What is being asked - Only a number is wanted here: how many lines in the records below contain the string "Sezon".

------ Material shown ------

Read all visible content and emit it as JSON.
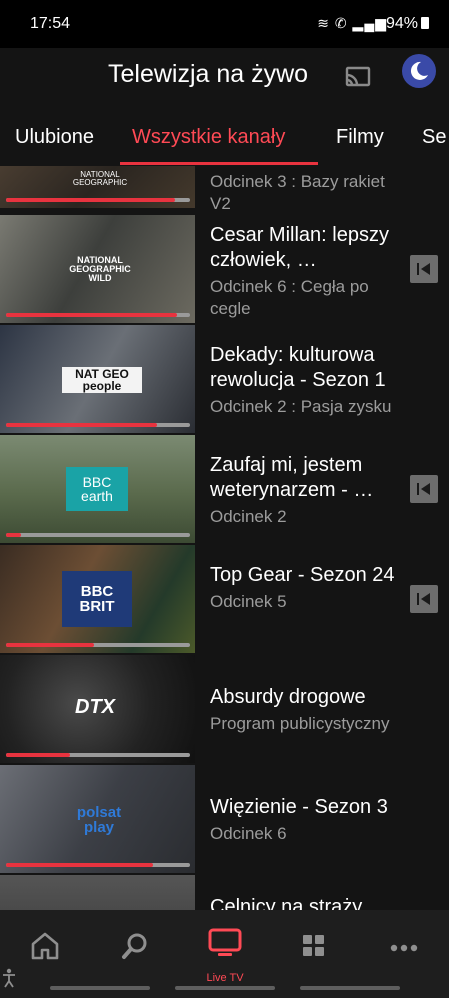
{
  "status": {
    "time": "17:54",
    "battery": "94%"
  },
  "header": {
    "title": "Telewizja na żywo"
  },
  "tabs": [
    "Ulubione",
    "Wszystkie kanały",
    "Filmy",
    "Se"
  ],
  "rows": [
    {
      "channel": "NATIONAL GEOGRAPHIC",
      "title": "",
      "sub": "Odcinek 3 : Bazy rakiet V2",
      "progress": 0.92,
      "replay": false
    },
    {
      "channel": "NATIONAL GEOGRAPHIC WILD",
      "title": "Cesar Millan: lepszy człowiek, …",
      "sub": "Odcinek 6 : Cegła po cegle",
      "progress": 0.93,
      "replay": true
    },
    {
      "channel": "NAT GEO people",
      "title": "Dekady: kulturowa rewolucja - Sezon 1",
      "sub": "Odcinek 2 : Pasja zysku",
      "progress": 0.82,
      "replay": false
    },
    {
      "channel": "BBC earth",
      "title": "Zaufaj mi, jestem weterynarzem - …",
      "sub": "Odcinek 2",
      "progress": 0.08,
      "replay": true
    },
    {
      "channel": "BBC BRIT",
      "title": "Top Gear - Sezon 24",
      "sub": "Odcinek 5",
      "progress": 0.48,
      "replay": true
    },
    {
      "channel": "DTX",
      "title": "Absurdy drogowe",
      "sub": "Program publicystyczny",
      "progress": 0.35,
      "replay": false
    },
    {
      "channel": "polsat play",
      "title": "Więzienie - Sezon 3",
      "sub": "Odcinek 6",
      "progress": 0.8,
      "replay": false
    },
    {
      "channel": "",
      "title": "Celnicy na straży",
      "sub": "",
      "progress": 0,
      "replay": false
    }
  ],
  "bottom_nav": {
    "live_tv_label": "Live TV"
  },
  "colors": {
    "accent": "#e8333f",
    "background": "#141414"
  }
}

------
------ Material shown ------

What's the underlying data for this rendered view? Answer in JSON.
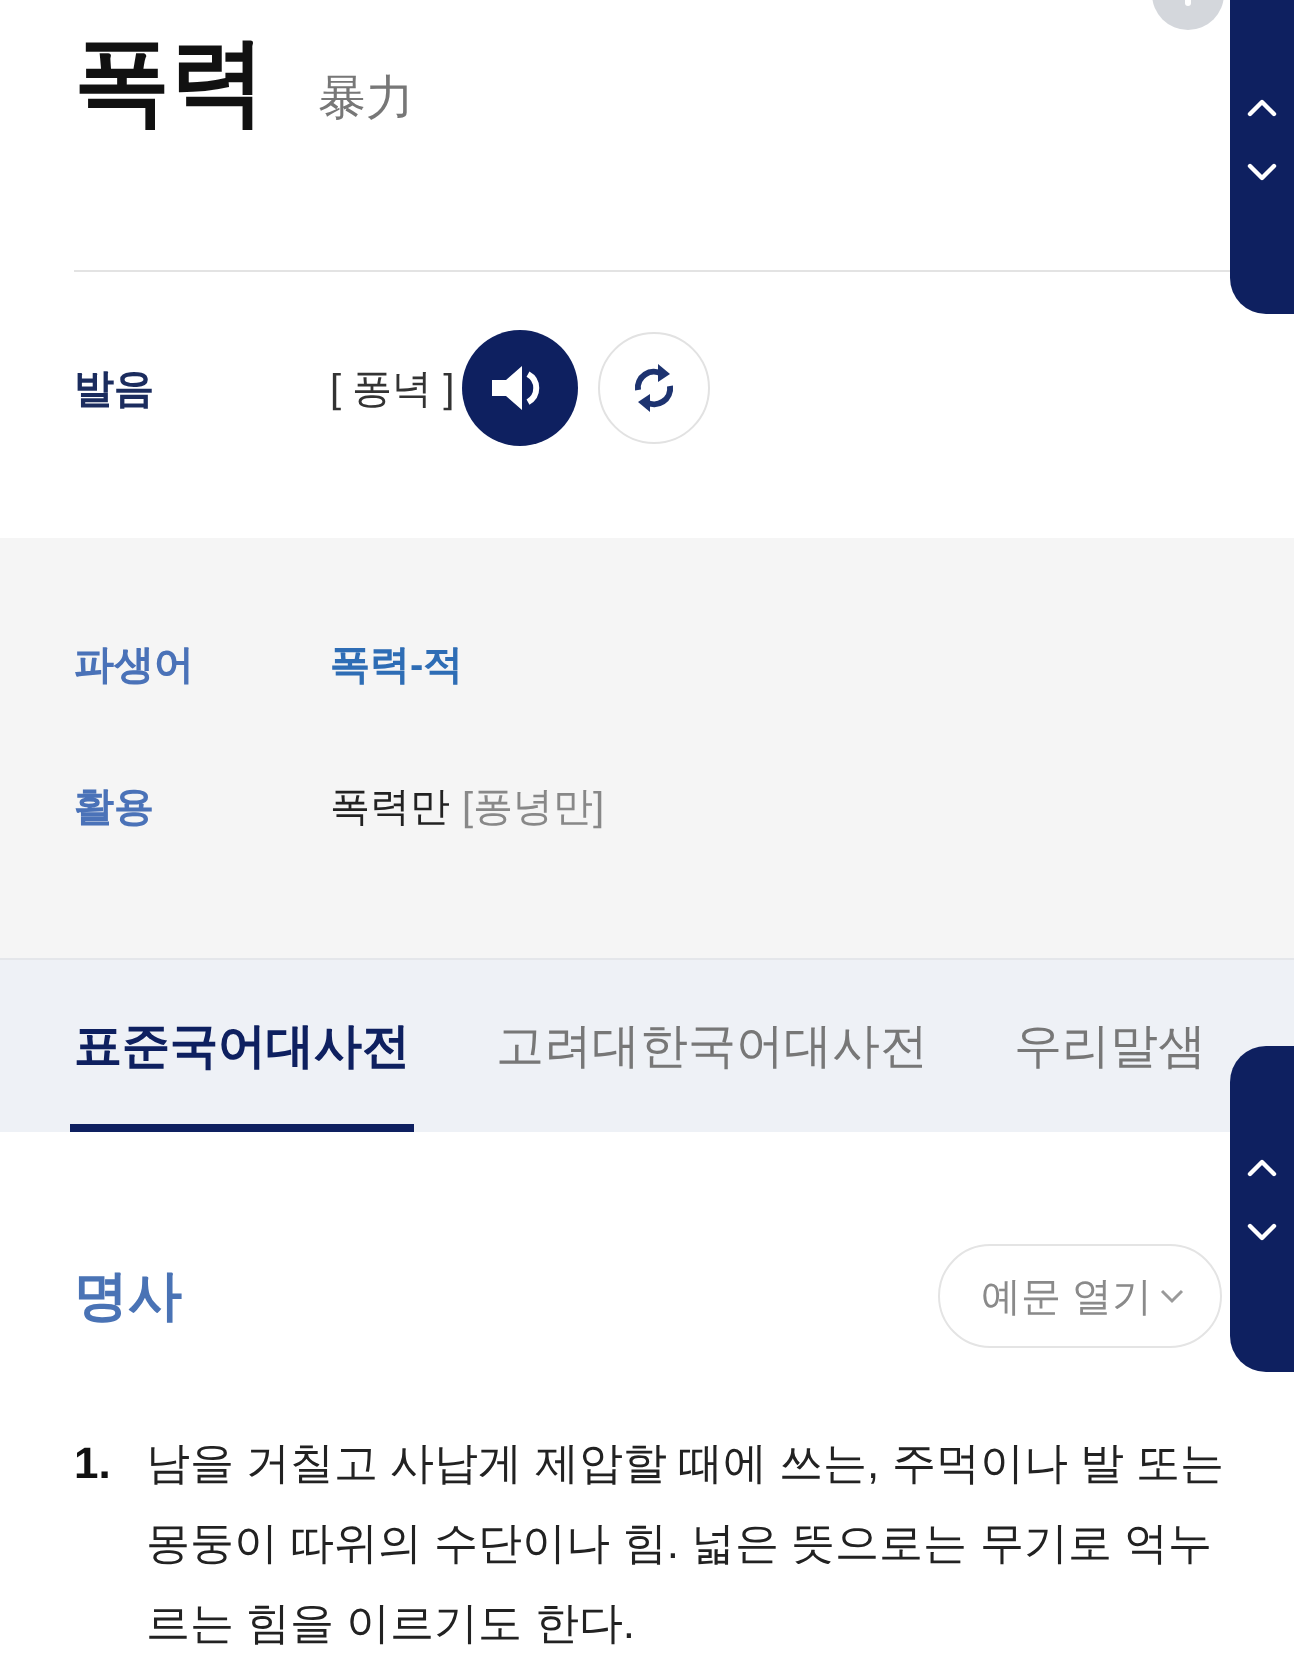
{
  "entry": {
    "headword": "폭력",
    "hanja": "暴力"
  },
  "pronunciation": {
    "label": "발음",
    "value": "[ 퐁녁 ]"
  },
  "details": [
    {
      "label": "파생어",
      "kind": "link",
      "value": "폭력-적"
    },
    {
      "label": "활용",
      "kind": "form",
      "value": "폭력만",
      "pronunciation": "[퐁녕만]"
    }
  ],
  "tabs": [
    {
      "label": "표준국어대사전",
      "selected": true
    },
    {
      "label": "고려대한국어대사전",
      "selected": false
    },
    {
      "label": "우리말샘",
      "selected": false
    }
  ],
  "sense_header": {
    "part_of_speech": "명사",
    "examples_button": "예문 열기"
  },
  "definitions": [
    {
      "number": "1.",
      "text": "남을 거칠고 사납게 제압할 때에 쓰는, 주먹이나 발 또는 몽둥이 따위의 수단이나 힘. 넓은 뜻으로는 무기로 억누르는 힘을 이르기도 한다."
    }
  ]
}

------

Output below - 3